BROADWAY – Growing up on his family’s farm in Linville, the always-quick Zane Hostetler had to race the weather at times, mowing or making hay before a rainstorm rolled in. As he put it, “You can’t waste time” in farming.
Hostetler’s father, Peter, taught him a few things in the rural setting near Harrisonburg: Do things when you’re told, do them quickly and don’t steal.
The Broadway High School center fielder listened – for the most part.
Eight stolen bases shy of the school’s career record held by his physical-education teacher, Brian Ratliff, Hostetler has contributed to the resurrected art of stealing as his three-year varsity career has basically coincided with high school baseball’s mandatory switch to the less-powerful BBCOR bats last season.
He was a perfect 20-for-20 in career steals for the Gobblers (8-6) until Tuesday’s loss at R.E. Lee.
Even when he was caught stealing for the first time, Hostetler still managed to help Broadway – distracting the defense on an intentional delayed double steal to allow Forrest Miller to score a game-tying run during a first-and-third situation.

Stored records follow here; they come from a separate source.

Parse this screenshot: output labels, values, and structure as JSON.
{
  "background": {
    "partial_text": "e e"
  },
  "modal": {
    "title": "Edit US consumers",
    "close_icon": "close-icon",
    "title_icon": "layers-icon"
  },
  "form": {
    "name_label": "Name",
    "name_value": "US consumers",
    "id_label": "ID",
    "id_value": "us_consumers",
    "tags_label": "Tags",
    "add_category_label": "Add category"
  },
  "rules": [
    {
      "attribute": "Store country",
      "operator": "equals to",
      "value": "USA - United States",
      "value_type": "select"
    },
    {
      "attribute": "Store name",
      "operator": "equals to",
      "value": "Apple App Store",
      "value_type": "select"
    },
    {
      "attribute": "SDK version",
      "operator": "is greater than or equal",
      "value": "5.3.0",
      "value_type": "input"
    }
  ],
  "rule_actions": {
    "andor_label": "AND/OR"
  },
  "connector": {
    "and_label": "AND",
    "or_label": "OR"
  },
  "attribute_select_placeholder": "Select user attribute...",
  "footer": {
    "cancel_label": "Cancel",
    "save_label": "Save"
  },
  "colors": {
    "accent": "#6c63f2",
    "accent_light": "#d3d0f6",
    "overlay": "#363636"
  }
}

“I think it took six or seven throws in a rundown before they got him,” BHS coach Charlie Shepard recalled.
Across the diamond that night was the current Valley District leader in stolen bases: senior shortstop Joe Moore (11 steals on 12 attempts).
Last spring, designated hitter Dylan Horne led the Leemen in that category, finishing an 18-game regular season with 14. Moore is easily on pace to break that. Elsewhere in the district, signs of increased base swiping is clearly evident. Junior third baseman Evan Hanifee, for example, leads Turner Ashby with 10 and had a team-best six last year. Fellow junior Jordan Elyard has eight as a pinch-runner specialist for the Knights (11-3).
TA, which managed seven steals in a 6-4 loss at Waynesboro Tuesday, now leads the Valley with 40 in 14 games (2.86 stolen bases per game), followed closely by Broadway’s 38 in 14 games (2.71 per game) and Lee’s 25 in 12 games (2.08 per game).
“The dynamic art of proper base-running has definitely made a comeback since high school baseball has gone to the BBCOR bats,” Lee coach George Laase said in an e-mail. “The big inning has given way to a small-ball attack, almost similar to the Major League approach in the 1980s of ground and pound, move them over, and get them in.
“Being a student of the game, I hate to see teams steal a base against us, but when it’s done correctly, you have to tip your hat to the effort of the player and the coach.”
Laase was probably sick over Lee’s first meeting with the Gobblers, who managed a season-high nine steals during a 7-2 win in Broadway on March 22.
Hostetler is the only BHS player who has the automatic green light on the base paths.
“He gets an excellent jump. He’s very good at reading the pitcher and he pushes his lead,” said Shepard, an aggressive base-running coach whose team has 86 steals in 92 attempts since the 2012 opener.
Less potent bats might not be the only reason for the boost in steals at Broadway.
Shepard said stealing has become more of a necessity this season to produce runs because of the graduation of three power hitters: Josh Eberly, Nathan Wisman and Ian Eberly. Of Broadway’s 100 hits so far this season, 85 have been singles.
“But we’ve scored 75 runs,” Shepard said. “By putting guys on the move and getting them from first to second, a single can score them.”
Hostetler, who recently saw the movie “42” depicting the legendary Jackie Robinson, said he’s been in a friendly battle with teammate Tristan Bailey, hitting behind the junior leadoff hitter. Bailey has nine steals in 11 attempts.
While Hostetler likes to get in the pitcher’s head, the 5-foot-8, 155-pounder said he doesn’t hop around and wiggle his fingers like the iconic Robinson.
“But at third, I like to a little bit,” the 18-year-old Hostetler said. “Just, you know, scare ’em a little bit. Get your steps, get up, get a good lead and get on base if the catcher catches it. Just let the pitcher know you’re there.”
Shepard plans to keep on stealing runs as much as possible — that’s essentially been his reputation in his 20 years of coaching. Even in the Rockingham County Baseball League last summer, the Bridgewater Reds’ manager had the services of former TA graduates Josh Wright and Kevin Bocock, who is TA’s single-season steals record holder with 24 in 2008.
In Shepard’s mind, it’s a numbers game. Risk versus reward. As he put it, if a catcher is considered elite for throwing out roughly 30 percent of base stealers in the pros, then that number is probably lower at the college level and even lower in high school.
And with an intelligent, speedy player like Hostetler – not to mention nine other Gobblers with at least one stolen base – it’s usually a win-win situation for Shepard.
“Overall, the percentages of high school catchers throwing out base-runners is real low,” Shepard said. “So to me, it’s a part of the game that, OK, why not use it?”